I want a varied landscape of cinema as much as the next person, but did the world truly need a movie based on the depravity of Uday Hussein, son of Saddam? It’s difficult to ascertain exactly why the story behind “The Devil’s Double” required a feature film treatment, a quibble inflated to flat-out disgust by the end of the picture. Unsophisticated and unnecessarily ugly, the movie seems to favor Uday’s sadism instead of condemning it, making its ultimate purpose too fogged for comfort.
“The Devil’s Double” is based on the life of Latif Yahia, who has an incredible story of suffering and intimidation to share about Uday, a ghoul of a man who terrorized the people of Iraq for decades. The screenplay has less interest in facts and history, instead more intrigued with the volatile nature of Saddam’s spawn, holding focus on his daily diet of destruction over a more measured, academic portrayal of a wicked man. “Devil’s Double” favors excess, delighting in the lurid business of torture, rape, and murder, using Latif’s anguished perspective as a protective barrier, keeping the film away from charges of salacious intent. The material walks a fine line of purpose, which ultimately unravels the entire effort.
Uday’s wrath is sickening and should be addressed in some form. Within the first act of the picture, characters are solidified and the plot is set in motion, yet director Lee Tamahori likes to linger on ugly business long after the point of Uday’s threat is established. “The Devil’s Double” is a graphic movie articulating a potency of viciousness, yet the filmmaker wallows in the agony, staging a surplus amount of misery, some even with a semi-comic slant. It’s borderline distasteful. The overkill nature of the direction is baffling at times, suffocating the illustration of madness it appears eager to express. Intestines are spilled, cocaine is hoovered, various suicides are carried out, and Uday’s taste in underage girls is detailed in full (along with additional sexual kinks), pushing the film into a gray area of voyeurism. The man’s insanity was extraordinary, yet there’s nothing complex about Uday’s screen behavior, rendered here with as little dimension as possible. I believe Tamahori is attempting to construct his own “Scarface” legacy, though I shudder at the thought of Uday being transformed into an urban hero.

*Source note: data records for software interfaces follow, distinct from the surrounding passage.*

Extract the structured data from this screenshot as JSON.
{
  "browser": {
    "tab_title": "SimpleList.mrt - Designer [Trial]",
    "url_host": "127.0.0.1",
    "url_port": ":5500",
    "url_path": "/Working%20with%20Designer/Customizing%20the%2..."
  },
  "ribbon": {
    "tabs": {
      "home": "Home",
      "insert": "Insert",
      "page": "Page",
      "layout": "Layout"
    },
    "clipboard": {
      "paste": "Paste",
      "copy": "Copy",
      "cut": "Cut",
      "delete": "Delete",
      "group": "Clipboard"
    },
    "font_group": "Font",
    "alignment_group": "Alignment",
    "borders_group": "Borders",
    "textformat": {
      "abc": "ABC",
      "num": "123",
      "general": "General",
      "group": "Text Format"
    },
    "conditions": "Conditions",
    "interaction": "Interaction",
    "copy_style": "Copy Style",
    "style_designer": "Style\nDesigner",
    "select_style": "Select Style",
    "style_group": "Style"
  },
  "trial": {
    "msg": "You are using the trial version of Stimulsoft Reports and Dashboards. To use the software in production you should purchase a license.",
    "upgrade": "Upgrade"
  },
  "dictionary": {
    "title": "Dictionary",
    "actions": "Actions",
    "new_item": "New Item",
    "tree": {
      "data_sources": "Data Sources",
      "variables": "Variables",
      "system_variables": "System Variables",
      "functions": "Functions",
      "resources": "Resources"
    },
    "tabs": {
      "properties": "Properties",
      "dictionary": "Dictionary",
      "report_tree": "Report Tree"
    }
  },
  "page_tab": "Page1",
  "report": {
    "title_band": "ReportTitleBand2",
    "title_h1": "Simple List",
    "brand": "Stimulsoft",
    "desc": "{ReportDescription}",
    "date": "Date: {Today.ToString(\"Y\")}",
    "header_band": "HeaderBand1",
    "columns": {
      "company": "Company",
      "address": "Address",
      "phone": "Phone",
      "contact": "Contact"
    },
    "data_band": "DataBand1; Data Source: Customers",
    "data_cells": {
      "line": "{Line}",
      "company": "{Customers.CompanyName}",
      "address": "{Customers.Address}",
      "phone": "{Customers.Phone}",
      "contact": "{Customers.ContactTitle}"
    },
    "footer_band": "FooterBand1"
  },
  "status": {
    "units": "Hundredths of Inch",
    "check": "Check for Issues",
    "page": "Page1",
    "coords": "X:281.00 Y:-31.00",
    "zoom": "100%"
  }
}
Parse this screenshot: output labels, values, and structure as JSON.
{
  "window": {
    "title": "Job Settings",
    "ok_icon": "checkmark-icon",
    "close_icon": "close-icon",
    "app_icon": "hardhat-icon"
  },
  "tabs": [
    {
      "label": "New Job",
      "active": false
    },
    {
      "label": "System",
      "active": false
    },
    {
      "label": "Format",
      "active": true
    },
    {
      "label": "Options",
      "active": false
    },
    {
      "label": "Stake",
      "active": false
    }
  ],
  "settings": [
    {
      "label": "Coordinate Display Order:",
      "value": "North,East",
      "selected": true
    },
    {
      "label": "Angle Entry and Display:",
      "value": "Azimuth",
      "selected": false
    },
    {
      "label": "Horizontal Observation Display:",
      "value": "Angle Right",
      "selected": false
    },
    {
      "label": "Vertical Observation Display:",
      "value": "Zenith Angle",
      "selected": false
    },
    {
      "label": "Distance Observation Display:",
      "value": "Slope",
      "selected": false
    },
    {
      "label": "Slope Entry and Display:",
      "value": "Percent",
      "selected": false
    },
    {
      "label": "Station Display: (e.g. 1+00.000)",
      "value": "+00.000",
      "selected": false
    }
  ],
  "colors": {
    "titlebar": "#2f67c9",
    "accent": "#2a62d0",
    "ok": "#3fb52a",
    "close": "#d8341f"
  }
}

Contributing to the Middle Eastern hurricane is Cooper, here in a tricky dual role the actor pulls off with aplomb. Cooper fashions two distinct personalities with Uday and Latif, which is quite an achievement. What Tamahori does with the work is another story.
As Uday, Cooper rages at the top of his lungs, feeling out every last twitch of impulse within the man. The director’s job is to shape the performance into a portrait of horror, yet Tamahori is content to have the actor scream away, generating a habit of hysterics that grow more tiresome as the movie unfolds. Uday isn’t scary, he’s loud, which I chalk up to permissive editing, not Cooper’s performance. He’s tremendous, though saddled with some of the worst twin visual effects I’ve seen in quite some time. Seriously, the original “Parent Trap” was more convincing.
“The Devil’s Double” labors to find emotional stakes for Latif, scripting up a hooker-with-a-heart-of-gold figure (played by Ludivine Sagnier, located somewhere under an unpleasant digital “smoothing” of her face) to motivate the character beyond self-preservation. It’s transparent, but much of the film is, playing so broadly it’s almost impossible to believe any of this is rooted in fact. “The Devil’s Double” resembles more of a “Saw” sequel than an exploration of real-world evil, needlessly sanding off the jagged edges of intriguing psychological disturbance.